> 
>       +---------------+---------------+---------------+---------------+
>    16 ***             +          Number of sites in this range ******++
>    14 *+*     *******                                                ++
>    12 *+*     *  *  *                                                ++
>    10 *+*     *  *  *****                                            ++
>     8 *+*******  *  *   *                                            ++
>     6 *+*  *  *  *  *   *                                            ++
>     4 *+*  *  *  *  *   *************                                ++
>     2 *+*  *  *  *  *   *  *  *  *  *****************                ++
>     0 *****************************************************************
>       +---------------+---------------+---------------+---------------+
>       0               50             100             150             200
>               Number of requests when loading the front page.
> 
> That is an average of about fifty requests and a median of about fourty.
> For the nba.com website you have to wait for over 200 requests to fully
> load the page, and this isn't in response to any user-initiated data
> submission. I am afraid I do not see much need for this misdesigned op-
> timization. Certainly not in the first version of this specification.
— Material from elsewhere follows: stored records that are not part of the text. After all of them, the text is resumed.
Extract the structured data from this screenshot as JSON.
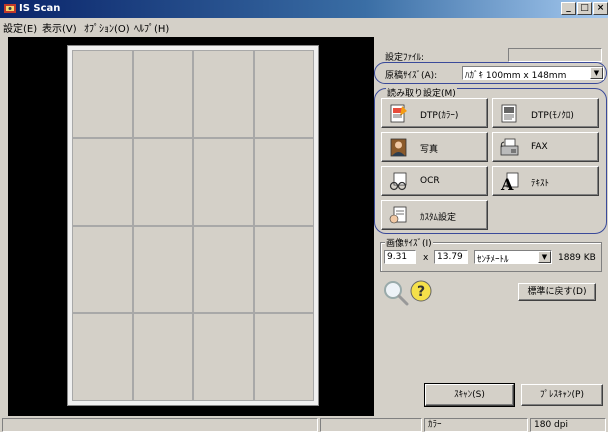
{
  "window": {
    "title": "IS Scan",
    "controls": {
      "minimize": "_",
      "maximize": "□",
      "close": "×"
    }
  },
  "menu": [
    {
      "label": "設定(E)"
    },
    {
      "label": "表示(V)"
    },
    {
      "label": "ｵﾌﾟｼｮﾝ(O)"
    },
    {
      "label": "ﾍﾙﾌﾟ(H)"
    }
  ],
  "settings": {
    "file_label": "設定ﾌｧｲﾙ:",
    "file_value": "",
    "doc_size_label": "原稿ｻｲｽﾞ(A):",
    "doc_size_value": "ﾊｶﾞｷ 100mm x 148mm",
    "read_settings_label": "読み取り設定(M)"
  },
  "modes": [
    {
      "label": "DTP(ｶﾗｰ)",
      "icon": "dtp-color-icon"
    },
    {
      "label": "DTP(ﾓﾉｸﾛ)",
      "icon": "dtp-mono-icon"
    },
    {
      "label": "写真",
      "icon": "photo-icon"
    },
    {
      "label": "FAX",
      "icon": "fax-icon"
    },
    {
      "label": "OCR",
      "icon": "ocr-icon"
    },
    {
      "label": "ﾃｷｽﾄ",
      "icon": "text-icon"
    },
    {
      "label": "ｶｽﾀﾑ設定",
      "icon": "custom-settings-icon"
    }
  ],
  "image_size": {
    "label": "画像ｻｲｽﾞ(I)",
    "width": "9.31",
    "times": "x",
    "height": "13.79",
    "unit": "ｾﾝﾁﾒｰﾄﾙ",
    "filesize": "1889 KB"
  },
  "buttons": {
    "reset": "標準に戻す(D)",
    "scan": "ｽｷｬﾝ(S)",
    "prescan": "ﾌﾟﾚｽｷｬﾝ(P)"
  },
  "status": {
    "left": "",
    "mid": "",
    "color_mode": "ｶﾗｰ",
    "resolution": "180 dpi"
  },
  "colors": {
    "titlebar": "#0a246a",
    "face": "#d4d0c8",
    "oval_highlight": "#3a4a9a",
    "preview_bg": "#000000"
  }
}
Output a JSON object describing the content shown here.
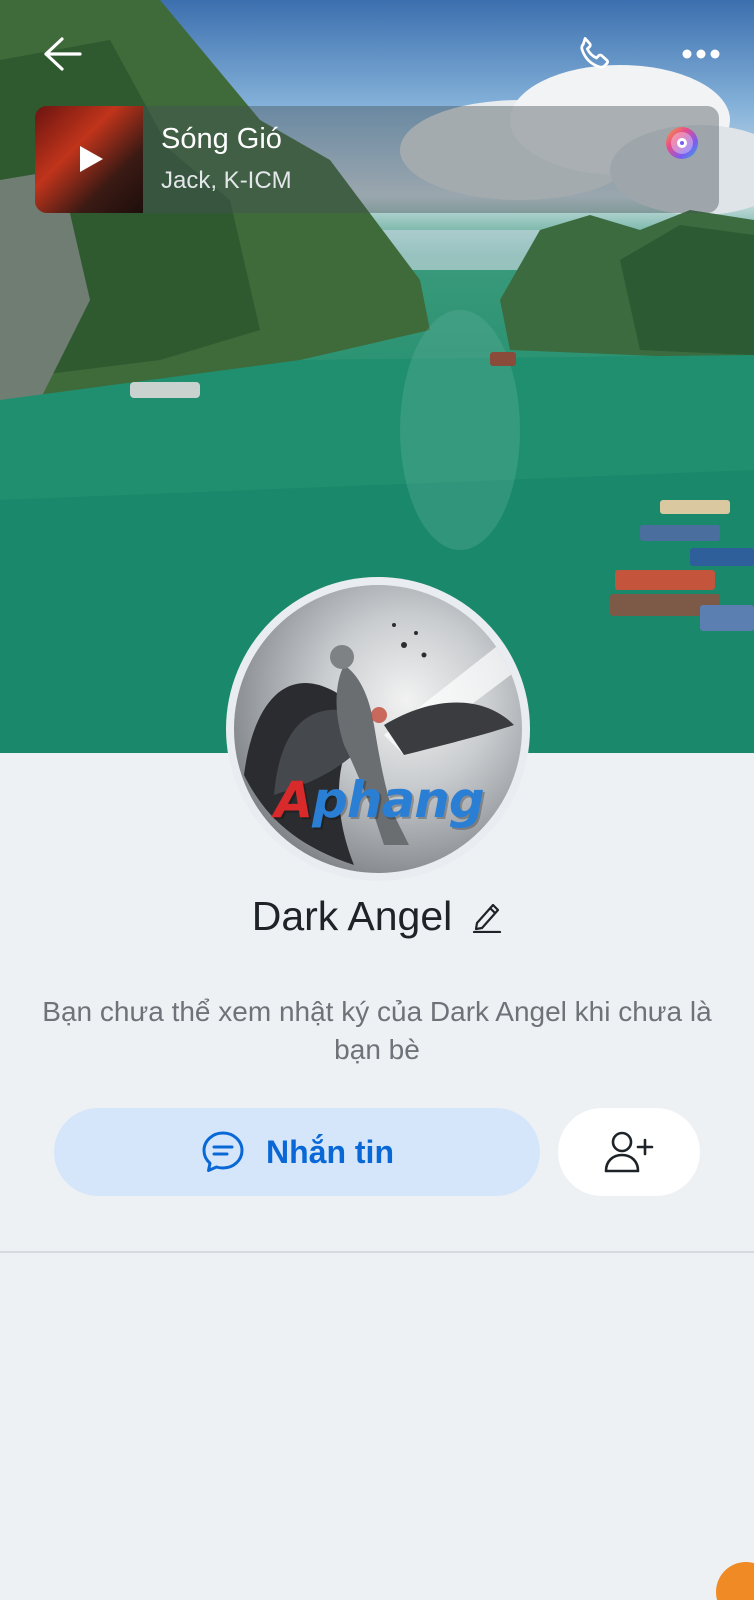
{
  "header": {
    "back_icon": "arrow-left-icon",
    "call_icon": "phone-icon",
    "more_icon": "more-horizontal-icon"
  },
  "music": {
    "title": "Sóng Gió",
    "artist": "Jack, K-ICM",
    "play_icon": "play-icon",
    "disc_icon": "music-disc-icon"
  },
  "avatar": {
    "watermark_text": "Aphang"
  },
  "profile": {
    "name": "Dark Angel",
    "edit_icon": "pencil-icon"
  },
  "notice": "Bạn chưa thể xem nhật ký của Dark Angel khi chưa là bạn bè",
  "actions": {
    "message_label": "Nhắn tin",
    "message_icon": "chat-bubble-icon",
    "add_friend_icon": "add-user-icon"
  },
  "colors": {
    "accent": "#0a68d6",
    "message_button_bg": "#d5e6fb",
    "page_bg": "#eef1f4"
  }
}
I agree that from a load point of view optimizing away the OPTIONS 
requests if you have a large set or POSTs makes less sense than 
optimizing to fewer POSTs.

The reason that was brought up was people that wanted to support a 
proper REST API for a forum which apparently resulted in lots of POSTs 
(or possibly other methods) to lots of different URIs.

And since we have a caching mechanism when doing multiple POSTs to the 
same URI there was concern that that would either discourage proper REST 
which required POSTs to multiple URIs, or there was concern that it 
would be a bad hit for the people that did use proper REST. Or both.

However, I would be perfectly happy with not addressing this use case 
for now. As you bring up, this is just the first version of the spec. 
Though I'm also ok with keeping it in with the "..\" amendment.

/ Jonas
Received on Wednesday, 11 June 2008 23:11:24 GMT

This archive was generated by hypermail 2.3.1 : Tuesday, 26 March 2013 18:49:25 GMT